The first conclusion that we could draw from Joseph Campbell’s statement is that myths are told by men, and fairy tales are told by women, that while men went out to create the myths, women stayed home and thought about them, and created their own myths, this time with a feminine hero, with a heroine. Certainly, many of the myths are told from a masculine point of view, all the good deeds are narrated in detail, and the hero eventually saves the princess. This part of saving the maiden in danger is just a part of the hero’s journey, while in a fairy tale, the maiden is saved by someone who appeared from nowhere just in the right moment (the forester in Little Red Hood, or the prince in Snow White and the Seven Dwarfs). I should say that myths are about heroes saving the world, while fairy tales are, as their name suggests, about fairies being saved.
It is evident that there are certain differences between those tales whose protagonist is a hero and those others whose main character is a heroine. I would even dare to say that the first category, tales, are more appreciated by boys, while fairy tales are for the girls to enjoy. These stories were part of the popular oral tradition, until authors like The Grimm brothers, Charles Perrault or Hans Christian Andersen decided to write them down so parents could read them out to their children when they went to bed.

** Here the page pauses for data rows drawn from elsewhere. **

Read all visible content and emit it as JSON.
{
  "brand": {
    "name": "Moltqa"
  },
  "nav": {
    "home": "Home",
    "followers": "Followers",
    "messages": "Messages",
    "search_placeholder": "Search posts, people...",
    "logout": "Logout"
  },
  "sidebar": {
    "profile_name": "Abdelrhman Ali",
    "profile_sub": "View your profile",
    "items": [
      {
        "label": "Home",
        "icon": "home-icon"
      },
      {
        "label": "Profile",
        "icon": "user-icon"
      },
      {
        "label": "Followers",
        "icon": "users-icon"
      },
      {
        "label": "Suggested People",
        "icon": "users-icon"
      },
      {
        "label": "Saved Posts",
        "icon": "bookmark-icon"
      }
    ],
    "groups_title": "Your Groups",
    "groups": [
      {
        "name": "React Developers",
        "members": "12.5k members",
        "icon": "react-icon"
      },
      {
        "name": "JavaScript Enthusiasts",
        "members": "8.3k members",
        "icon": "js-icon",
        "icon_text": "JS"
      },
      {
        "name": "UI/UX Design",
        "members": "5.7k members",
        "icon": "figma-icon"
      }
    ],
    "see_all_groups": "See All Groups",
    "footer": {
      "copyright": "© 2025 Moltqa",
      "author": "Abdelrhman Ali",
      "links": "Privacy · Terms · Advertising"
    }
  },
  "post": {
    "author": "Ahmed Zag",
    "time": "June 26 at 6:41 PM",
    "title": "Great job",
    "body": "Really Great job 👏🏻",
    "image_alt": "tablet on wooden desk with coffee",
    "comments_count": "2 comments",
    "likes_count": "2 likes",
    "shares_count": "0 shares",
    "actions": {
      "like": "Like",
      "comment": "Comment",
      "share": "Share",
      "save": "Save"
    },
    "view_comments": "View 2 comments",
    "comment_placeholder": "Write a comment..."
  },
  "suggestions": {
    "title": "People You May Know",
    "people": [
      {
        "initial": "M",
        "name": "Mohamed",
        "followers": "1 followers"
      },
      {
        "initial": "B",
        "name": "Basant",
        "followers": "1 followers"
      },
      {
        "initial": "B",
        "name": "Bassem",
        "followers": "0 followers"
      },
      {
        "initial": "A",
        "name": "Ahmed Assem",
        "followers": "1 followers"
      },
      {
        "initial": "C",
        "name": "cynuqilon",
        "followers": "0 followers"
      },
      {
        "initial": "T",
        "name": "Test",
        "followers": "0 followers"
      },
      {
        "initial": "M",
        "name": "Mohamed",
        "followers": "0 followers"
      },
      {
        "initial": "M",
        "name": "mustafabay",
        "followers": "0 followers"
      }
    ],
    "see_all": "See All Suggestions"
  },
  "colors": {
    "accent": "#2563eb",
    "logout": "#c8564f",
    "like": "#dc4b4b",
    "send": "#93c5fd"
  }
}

And then Angela Carter came.
What I aim to show with this essay is that the structure of Angela Carter’s “The Bloody Chamber” story fits into what Joseph Campbell called the hero’s journey, or the monomyth (The Hero with a Thousand Faces, p.30). There are traces in the text that prove that the heroine’s actions follow the steps of “departure”, “initiation” and “return”, into which Campbell divides the monomyth (The Hero with a Thousand Faces, p.36). But there is a small difference between the traditional myth that follows this structure, and the fairy tale “The Bloody Chamber”, and this difference consists of the fact that while the mythical hero’s journey is undertaken into the aim of helping the hero’s community, this heroine’s journey is more personal, more interior, and aimed at her personal psychological maturation. Of course, the world is better after the Marquis is dead, but if the Marquis had not entered her life, the heroine would not have done anything to change the global situation, as, for example, happens in the myth of Beowulf. Beowulf fights evil not for his benefit, but for the sake of the community he lives in. This is a general characteristic of the fairy tales: the heroine undertakes action only because there is a situation that personally and directly affects her life.
I will start here by explaining the steps of the heroine’s journey, that correspond to the steps of the hero’s journey, explained by Joseph Campbell in his comparative mythology work, The Hero with a Thousand Faces, published in 1949. Mainly, Joseph Campbell’s theory is that myths from all over the world, from all times, in the most ancient versions, have a common fundamental structure, which he calls “monomyth”, a term borrowed from James Joyce’s Finnegan’s Wake, or the hero’s journey. As he puts it in his own words:
A hero ventures forth from the world of common day into a...